Assignment
Go through the records and copy each line where the string "Apple" occurs.

[Excerpts from an interface dataset]
____________________

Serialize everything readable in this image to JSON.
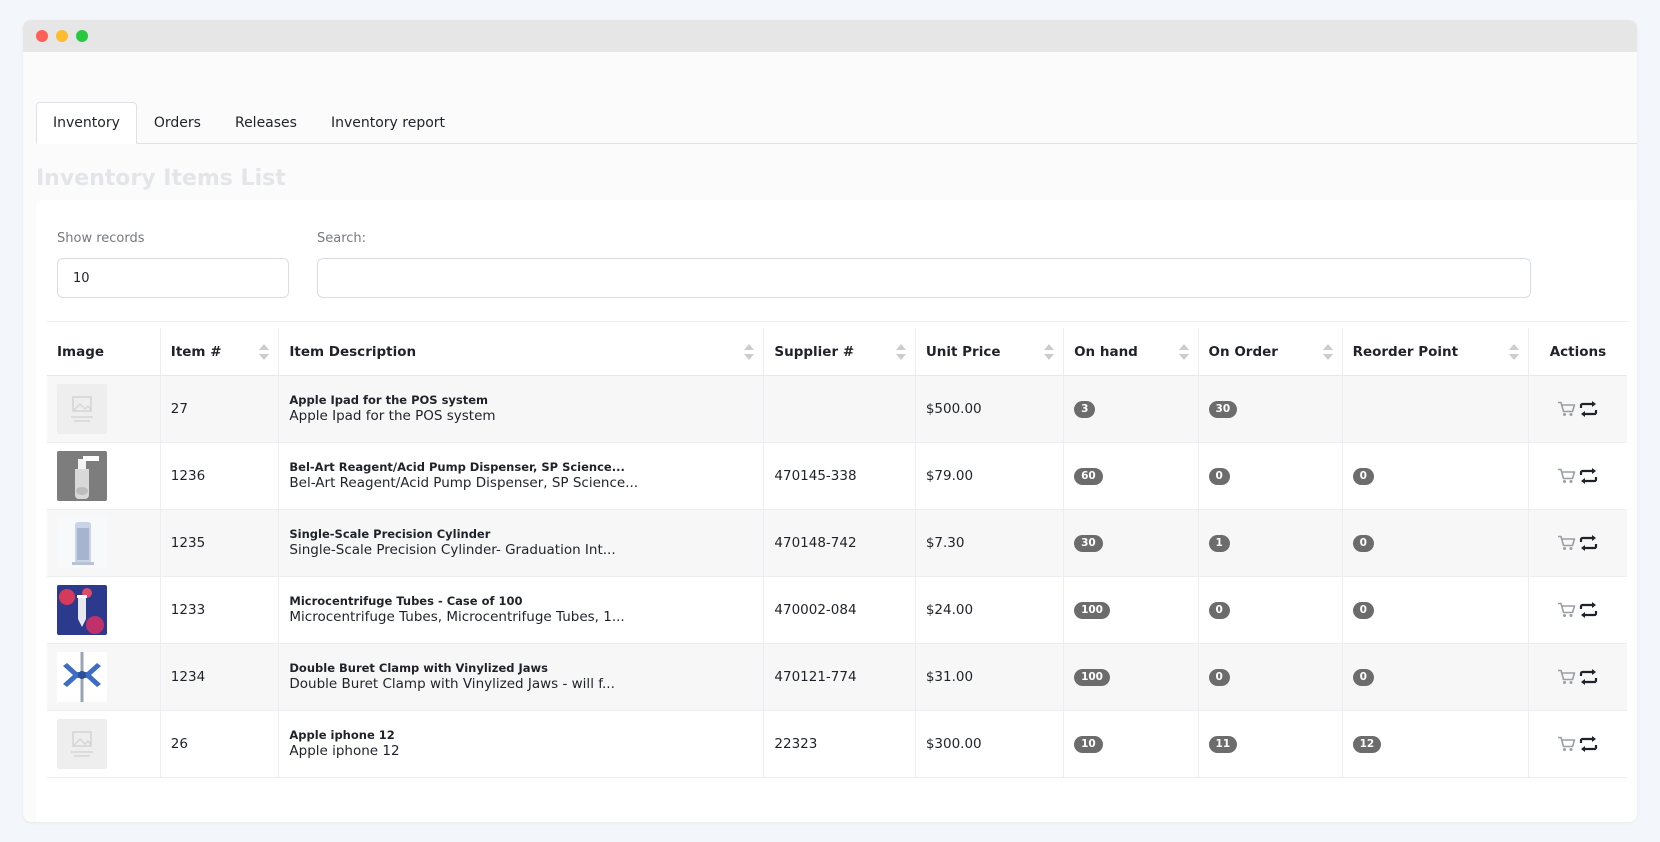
{
  "tabs": [
    {
      "label": "Inventory",
      "active": true
    },
    {
      "label": "Orders"
    },
    {
      "label": "Releases"
    },
    {
      "label": "Inventory report"
    }
  ],
  "page_title": "Inventory Items List",
  "controls": {
    "show_records_label": "Show records",
    "show_records_value": "10",
    "search_label": "Search:",
    "search_value": ""
  },
  "table": {
    "headers": [
      "Image",
      "Item #",
      "Item Description",
      "Supplier #",
      "Unit Price",
      "On hand",
      "On Order",
      "Reorder Point",
      "Actions"
    ],
    "rows": [
      {
        "image": "placeholder",
        "item": "27",
        "title": "Apple Ipad for the POS system",
        "desc": "Apple Ipad for the POS system",
        "supplier": "",
        "price": "$500.00",
        "on_hand": "3",
        "on_order": "30",
        "reorder": ""
      },
      {
        "image": "pump",
        "item": "1236",
        "title": "Bel-Art Reagent/Acid Pump Dispenser, SP Science...",
        "desc": "Bel-Art Reagent/Acid Pump Dispenser, SP Science...",
        "supplier": "470145-338",
        "price": "$79.00",
        "on_hand": "60",
        "on_order": "0",
        "reorder": "0"
      },
      {
        "image": "cylinder",
        "item": "1235",
        "title": "Single-Scale Precision Cylinder",
        "desc": "Single-Scale Precision Cylinder- Graduation Int...",
        "supplier": "470148-742",
        "price": "$7.30",
        "on_hand": "30",
        "on_order": "1",
        "reorder": "0"
      },
      {
        "image": "tubes",
        "item": "1233",
        "title": "Microcentrifuge Tubes - Case of 100",
        "desc": "Microcentrifuge Tubes, Microcentrifuge Tubes, 1...",
        "supplier": "470002-084",
        "price": "$24.00",
        "on_hand": "100",
        "on_order": "0",
        "reorder": "0"
      },
      {
        "image": "clamp",
        "item": "1234",
        "title": "Double Buret Clamp with Vinylized Jaws",
        "desc": "Double Buret Clamp with Vinylized Jaws - will f...",
        "supplier": "470121-774",
        "price": "$31.00",
        "on_hand": "100",
        "on_order": "0",
        "reorder": "0"
      },
      {
        "image": "placeholder",
        "item": "26",
        "title": "Apple iphone 12",
        "desc": "Apple iphone 12",
        "supplier": "22323",
        "price": "$300.00",
        "on_hand": "10",
        "on_order": "11",
        "reorder": "12"
      }
    ]
  },
  "colors": {
    "badge": "#6c6c6c",
    "cart_icon": "#9a9ea5",
    "transfer_icon": "#1f2329"
  }
}
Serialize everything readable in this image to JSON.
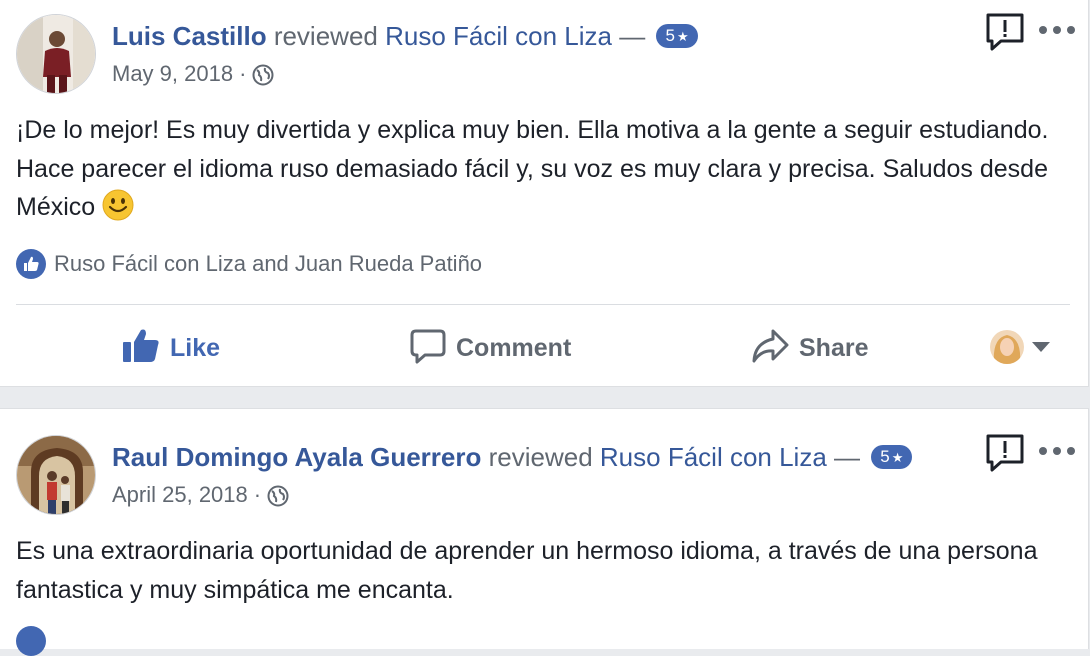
{
  "reviews": [
    {
      "reviewer": "Luis Castillo",
      "action_text": "reviewed",
      "page": "Ruso Fácil con Liza",
      "dash": "—",
      "rating": "5",
      "rating_star": "★",
      "date": "May 9, 2018",
      "separator": "·",
      "audience_icon": "globe-icon",
      "text": "¡De lo mejor! Es muy divertida y explica muy bien. Ella motiva a la gente a seguir estudiando. Hace parecer el idioma ruso demasiado fácil y, su voz es muy clara y precisa. Saludos desde México",
      "likers": "Ruso Fácil con Liza and Juan Rueda Patiño"
    },
    {
      "reviewer": "Raul Domingo Ayala Guerrero",
      "action_text": "reviewed",
      "page": "Ruso Fácil con Liza",
      "dash": "—",
      "rating": "5",
      "rating_star": "★",
      "date": "April 25, 2018",
      "separator": "·",
      "audience_icon": "globe-icon",
      "text": "Es una extraordinaria oportunidad de aprender un hermoso idioma, a través de una persona fantastica y muy simpática me encanta."
    }
  ],
  "actions": {
    "like": "Like",
    "comment": "Comment",
    "share": "Share"
  },
  "colors": {
    "link": "#365899",
    "accent": "#4267b2",
    "secondary_text": "#606770",
    "background": "#e9ebee"
  }
}
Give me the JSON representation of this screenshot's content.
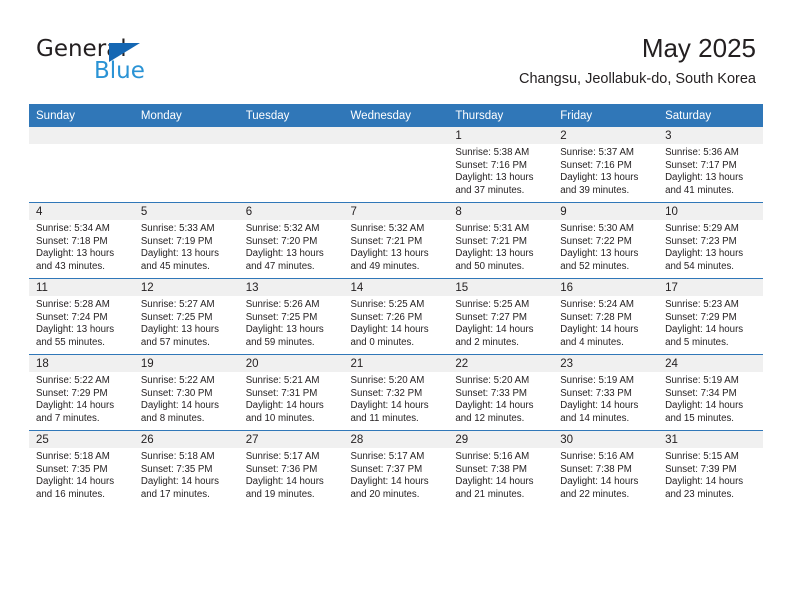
{
  "brand": {
    "name_top": "General",
    "name_bottom": "Blue",
    "triangle_color": "#1567b3",
    "blue_color": "#2a93d5"
  },
  "header": {
    "title": "May 2025",
    "subtitle": "Changsu, Jeollabuk-do, South Korea"
  },
  "theme": {
    "header_bg": "#3077B8",
    "daynum_bg": "#F0F0F0",
    "text": "#231f20"
  },
  "weekdays": [
    "Sunday",
    "Monday",
    "Tuesday",
    "Wednesday",
    "Thursday",
    "Friday",
    "Saturday"
  ],
  "weeks": [
    [
      {
        "day": "",
        "empty": true
      },
      {
        "day": "",
        "empty": true
      },
      {
        "day": "",
        "empty": true
      },
      {
        "day": "",
        "empty": true
      },
      {
        "day": "1",
        "sunrise": "Sunrise: 5:38 AM",
        "sunset": "Sunset: 7:16 PM",
        "daylight1": "Daylight: 13 hours",
        "daylight2": "and 37 minutes."
      },
      {
        "day": "2",
        "sunrise": "Sunrise: 5:37 AM",
        "sunset": "Sunset: 7:16 PM",
        "daylight1": "Daylight: 13 hours",
        "daylight2": "and 39 minutes."
      },
      {
        "day": "3",
        "sunrise": "Sunrise: 5:36 AM",
        "sunset": "Sunset: 7:17 PM",
        "daylight1": "Daylight: 13 hours",
        "daylight2": "and 41 minutes."
      }
    ],
    [
      {
        "day": "4",
        "sunrise": "Sunrise: 5:34 AM",
        "sunset": "Sunset: 7:18 PM",
        "daylight1": "Daylight: 13 hours",
        "daylight2": "and 43 minutes."
      },
      {
        "day": "5",
        "sunrise": "Sunrise: 5:33 AM",
        "sunset": "Sunset: 7:19 PM",
        "daylight1": "Daylight: 13 hours",
        "daylight2": "and 45 minutes."
      },
      {
        "day": "6",
        "sunrise": "Sunrise: 5:32 AM",
        "sunset": "Sunset: 7:20 PM",
        "daylight1": "Daylight: 13 hours",
        "daylight2": "and 47 minutes."
      },
      {
        "day": "7",
        "sunrise": "Sunrise: 5:32 AM",
        "sunset": "Sunset: 7:21 PM",
        "daylight1": "Daylight: 13 hours",
        "daylight2": "and 49 minutes."
      },
      {
        "day": "8",
        "sunrise": "Sunrise: 5:31 AM",
        "sunset": "Sunset: 7:21 PM",
        "daylight1": "Daylight: 13 hours",
        "daylight2": "and 50 minutes."
      },
      {
        "day": "9",
        "sunrise": "Sunrise: 5:30 AM",
        "sunset": "Sunset: 7:22 PM",
        "daylight1": "Daylight: 13 hours",
        "daylight2": "and 52 minutes."
      },
      {
        "day": "10",
        "sunrise": "Sunrise: 5:29 AM",
        "sunset": "Sunset: 7:23 PM",
        "daylight1": "Daylight: 13 hours",
        "daylight2": "and 54 minutes."
      }
    ],
    [
      {
        "day": "11",
        "sunrise": "Sunrise: 5:28 AM",
        "sunset": "Sunset: 7:24 PM",
        "daylight1": "Daylight: 13 hours",
        "daylight2": "and 55 minutes."
      },
      {
        "day": "12",
        "sunrise": "Sunrise: 5:27 AM",
        "sunset": "Sunset: 7:25 PM",
        "daylight1": "Daylight: 13 hours",
        "daylight2": "and 57 minutes."
      },
      {
        "day": "13",
        "sunrise": "Sunrise: 5:26 AM",
        "sunset": "Sunset: 7:25 PM",
        "daylight1": "Daylight: 13 hours",
        "daylight2": "and 59 minutes."
      },
      {
        "day": "14",
        "sunrise": "Sunrise: 5:25 AM",
        "sunset": "Sunset: 7:26 PM",
        "daylight1": "Daylight: 14 hours",
        "daylight2": "and 0 minutes."
      },
      {
        "day": "15",
        "sunrise": "Sunrise: 5:25 AM",
        "sunset": "Sunset: 7:27 PM",
        "daylight1": "Daylight: 14 hours",
        "daylight2": "and 2 minutes."
      },
      {
        "day": "16",
        "sunrise": "Sunrise: 5:24 AM",
        "sunset": "Sunset: 7:28 PM",
        "daylight1": "Daylight: 14 hours",
        "daylight2": "and 4 minutes."
      },
      {
        "day": "17",
        "sunrise": "Sunrise: 5:23 AM",
        "sunset": "Sunset: 7:29 PM",
        "daylight1": "Daylight: 14 hours",
        "daylight2": "and 5 minutes."
      }
    ],
    [
      {
        "day": "18",
        "sunrise": "Sunrise: 5:22 AM",
        "sunset": "Sunset: 7:29 PM",
        "daylight1": "Daylight: 14 hours",
        "daylight2": "and 7 minutes."
      },
      {
        "day": "19",
        "sunrise": "Sunrise: 5:22 AM",
        "sunset": "Sunset: 7:30 PM",
        "daylight1": "Daylight: 14 hours",
        "daylight2": "and 8 minutes."
      },
      {
        "day": "20",
        "sunrise": "Sunrise: 5:21 AM",
        "sunset": "Sunset: 7:31 PM",
        "daylight1": "Daylight: 14 hours",
        "daylight2": "and 10 minutes."
      },
      {
        "day": "21",
        "sunrise": "Sunrise: 5:20 AM",
        "sunset": "Sunset: 7:32 PM",
        "daylight1": "Daylight: 14 hours",
        "daylight2": "and 11 minutes."
      },
      {
        "day": "22",
        "sunrise": "Sunrise: 5:20 AM",
        "sunset": "Sunset: 7:33 PM",
        "daylight1": "Daylight: 14 hours",
        "daylight2": "and 12 minutes."
      },
      {
        "day": "23",
        "sunrise": "Sunrise: 5:19 AM",
        "sunset": "Sunset: 7:33 PM",
        "daylight1": "Daylight: 14 hours",
        "daylight2": "and 14 minutes."
      },
      {
        "day": "24",
        "sunrise": "Sunrise: 5:19 AM",
        "sunset": "Sunset: 7:34 PM",
        "daylight1": "Daylight: 14 hours",
        "daylight2": "and 15 minutes."
      }
    ],
    [
      {
        "day": "25",
        "sunrise": "Sunrise: 5:18 AM",
        "sunset": "Sunset: 7:35 PM",
        "daylight1": "Daylight: 14 hours",
        "daylight2": "and 16 minutes."
      },
      {
        "day": "26",
        "sunrise": "Sunrise: 5:18 AM",
        "sunset": "Sunset: 7:35 PM",
        "daylight1": "Daylight: 14 hours",
        "daylight2": "and 17 minutes."
      },
      {
        "day": "27",
        "sunrise": "Sunrise: 5:17 AM",
        "sunset": "Sunset: 7:36 PM",
        "daylight1": "Daylight: 14 hours",
        "daylight2": "and 19 minutes."
      },
      {
        "day": "28",
        "sunrise": "Sunrise: 5:17 AM",
        "sunset": "Sunset: 7:37 PM",
        "daylight1": "Daylight: 14 hours",
        "daylight2": "and 20 minutes."
      },
      {
        "day": "29",
        "sunrise": "Sunrise: 5:16 AM",
        "sunset": "Sunset: 7:38 PM",
        "daylight1": "Daylight: 14 hours",
        "daylight2": "and 21 minutes."
      },
      {
        "day": "30",
        "sunrise": "Sunrise: 5:16 AM",
        "sunset": "Sunset: 7:38 PM",
        "daylight1": "Daylight: 14 hours",
        "daylight2": "and 22 minutes."
      },
      {
        "day": "31",
        "sunrise": "Sunrise: 5:15 AM",
        "sunset": "Sunset: 7:39 PM",
        "daylight1": "Daylight: 14 hours",
        "daylight2": "and 23 minutes."
      }
    ]
  ]
}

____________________

Task response
        "title": "Apple Ipad for the POS system",
        "desc": "Apple Ipad for the POS system",
        "title": "Apple iphone 12",
        "desc": "Apple iphone 12",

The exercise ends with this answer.